#### Entries supplied
↓

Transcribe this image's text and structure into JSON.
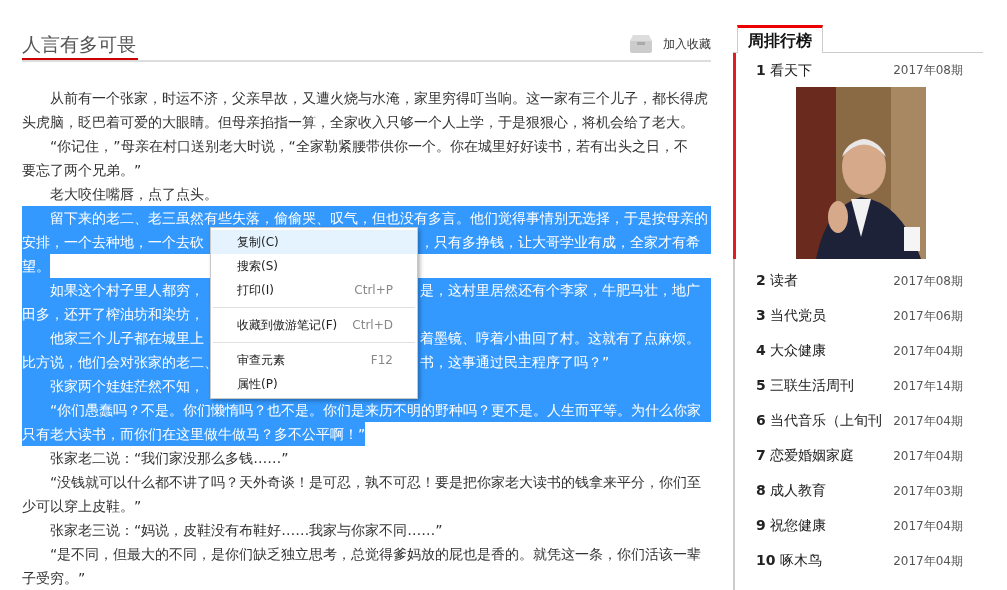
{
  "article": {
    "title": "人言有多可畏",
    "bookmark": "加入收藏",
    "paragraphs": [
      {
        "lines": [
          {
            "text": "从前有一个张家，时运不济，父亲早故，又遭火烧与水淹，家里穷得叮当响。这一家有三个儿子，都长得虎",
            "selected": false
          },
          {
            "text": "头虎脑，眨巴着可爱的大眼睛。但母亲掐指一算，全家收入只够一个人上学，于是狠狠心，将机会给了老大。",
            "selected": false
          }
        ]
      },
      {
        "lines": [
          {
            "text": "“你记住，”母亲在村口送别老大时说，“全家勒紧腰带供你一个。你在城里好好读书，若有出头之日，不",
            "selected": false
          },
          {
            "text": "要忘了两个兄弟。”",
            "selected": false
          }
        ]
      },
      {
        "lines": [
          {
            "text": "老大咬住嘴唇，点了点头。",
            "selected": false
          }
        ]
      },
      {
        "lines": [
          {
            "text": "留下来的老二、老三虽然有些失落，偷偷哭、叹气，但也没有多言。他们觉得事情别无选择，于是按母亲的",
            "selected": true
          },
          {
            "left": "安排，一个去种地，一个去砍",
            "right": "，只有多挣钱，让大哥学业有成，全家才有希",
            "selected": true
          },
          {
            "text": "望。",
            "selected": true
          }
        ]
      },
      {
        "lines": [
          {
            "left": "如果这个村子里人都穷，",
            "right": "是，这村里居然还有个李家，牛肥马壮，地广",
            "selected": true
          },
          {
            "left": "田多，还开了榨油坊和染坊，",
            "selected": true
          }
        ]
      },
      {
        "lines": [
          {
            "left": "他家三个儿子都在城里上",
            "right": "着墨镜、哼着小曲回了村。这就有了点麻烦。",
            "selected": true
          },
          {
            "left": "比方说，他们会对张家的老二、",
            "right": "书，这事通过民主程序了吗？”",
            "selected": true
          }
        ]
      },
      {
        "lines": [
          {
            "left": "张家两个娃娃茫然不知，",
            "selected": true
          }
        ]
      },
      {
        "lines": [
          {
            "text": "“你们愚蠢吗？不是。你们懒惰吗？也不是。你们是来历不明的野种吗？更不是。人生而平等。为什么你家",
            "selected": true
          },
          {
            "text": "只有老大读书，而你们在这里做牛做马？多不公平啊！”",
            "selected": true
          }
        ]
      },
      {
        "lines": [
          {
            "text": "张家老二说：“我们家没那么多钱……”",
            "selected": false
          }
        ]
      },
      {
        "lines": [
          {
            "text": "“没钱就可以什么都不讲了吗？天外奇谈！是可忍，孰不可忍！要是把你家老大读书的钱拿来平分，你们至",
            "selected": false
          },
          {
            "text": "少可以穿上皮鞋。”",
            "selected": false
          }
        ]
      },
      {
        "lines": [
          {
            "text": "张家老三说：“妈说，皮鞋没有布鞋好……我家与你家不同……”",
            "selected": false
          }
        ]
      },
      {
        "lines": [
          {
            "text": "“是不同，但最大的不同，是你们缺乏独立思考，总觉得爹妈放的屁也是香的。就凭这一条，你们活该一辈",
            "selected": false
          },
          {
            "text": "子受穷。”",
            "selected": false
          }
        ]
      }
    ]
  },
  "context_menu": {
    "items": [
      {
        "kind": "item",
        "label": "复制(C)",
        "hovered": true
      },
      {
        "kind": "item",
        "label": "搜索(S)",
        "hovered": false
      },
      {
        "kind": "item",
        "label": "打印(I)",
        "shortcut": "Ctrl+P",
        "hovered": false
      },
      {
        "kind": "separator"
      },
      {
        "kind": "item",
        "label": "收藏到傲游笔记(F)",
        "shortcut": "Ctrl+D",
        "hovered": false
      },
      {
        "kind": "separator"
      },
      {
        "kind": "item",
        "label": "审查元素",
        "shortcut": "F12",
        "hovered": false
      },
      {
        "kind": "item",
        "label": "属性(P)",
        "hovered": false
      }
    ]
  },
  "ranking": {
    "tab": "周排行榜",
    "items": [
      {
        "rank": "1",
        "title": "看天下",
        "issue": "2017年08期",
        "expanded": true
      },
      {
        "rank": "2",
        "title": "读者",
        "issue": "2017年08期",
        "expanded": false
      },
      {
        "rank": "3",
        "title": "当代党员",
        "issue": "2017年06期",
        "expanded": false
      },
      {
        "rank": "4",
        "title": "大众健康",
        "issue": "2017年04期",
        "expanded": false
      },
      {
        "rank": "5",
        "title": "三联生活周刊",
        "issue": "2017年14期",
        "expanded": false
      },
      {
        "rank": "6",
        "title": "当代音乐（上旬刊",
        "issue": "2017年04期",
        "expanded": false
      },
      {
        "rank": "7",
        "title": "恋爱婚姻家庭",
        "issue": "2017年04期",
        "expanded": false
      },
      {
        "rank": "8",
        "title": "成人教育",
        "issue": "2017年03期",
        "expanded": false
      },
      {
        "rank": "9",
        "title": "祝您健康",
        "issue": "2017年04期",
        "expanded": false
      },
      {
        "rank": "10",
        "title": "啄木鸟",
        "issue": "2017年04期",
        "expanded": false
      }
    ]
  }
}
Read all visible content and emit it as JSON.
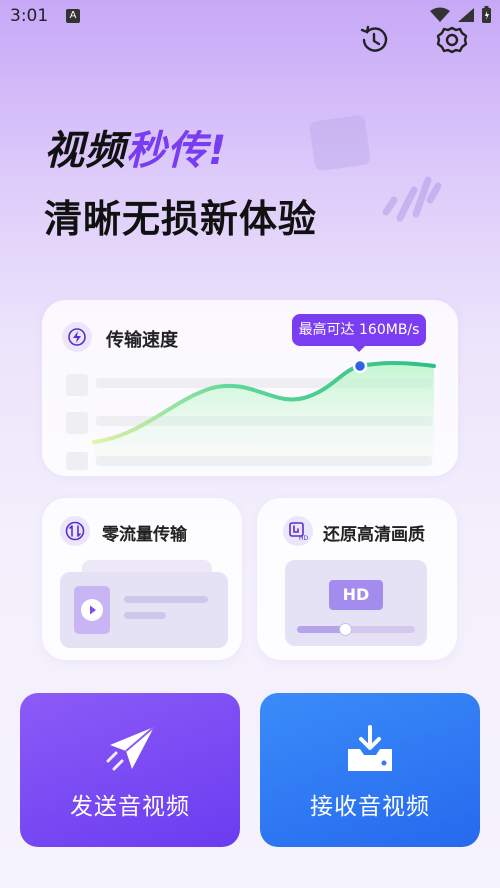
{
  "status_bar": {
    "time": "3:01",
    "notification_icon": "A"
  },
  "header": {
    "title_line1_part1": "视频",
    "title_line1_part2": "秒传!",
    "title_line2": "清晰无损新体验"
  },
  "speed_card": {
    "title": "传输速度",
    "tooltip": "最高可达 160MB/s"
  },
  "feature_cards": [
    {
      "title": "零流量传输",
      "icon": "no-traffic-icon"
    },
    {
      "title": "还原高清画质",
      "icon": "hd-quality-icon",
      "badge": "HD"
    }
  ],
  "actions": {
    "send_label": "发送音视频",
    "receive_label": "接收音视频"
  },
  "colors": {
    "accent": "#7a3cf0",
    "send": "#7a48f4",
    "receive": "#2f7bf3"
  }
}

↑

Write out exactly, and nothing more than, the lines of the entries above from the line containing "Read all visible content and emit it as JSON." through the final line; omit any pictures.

Read all visible content and emit it as JSON.
{
  "status_bar": {
    "time": "3:01",
    "notification_icon": "A"
  },
  "header": {
    "title_line1_part1": "视频",
    "title_line1_part2": "秒传!",
    "title_line2": "清晰无损新体验"
  },
  "speed_card": {
    "title": "传输速度",
    "tooltip": "最高可达 160MB/s"
  },
  "feature_cards": [
    {
      "title": "零流量传输",
      "icon": "no-traffic-icon"
    },
    {
      "title": "还原高清画质",
      "icon": "hd-quality-icon",
      "badge": "HD"
    }
  ],
  "actions": {
    "send_label": "发送音视频",
    "receive_label": "接收音视频"
  },
  "colors": {
    "accent": "#7a3cf0",
    "send": "#7a48f4",
    "receive": "#2f7bf3"
  }
}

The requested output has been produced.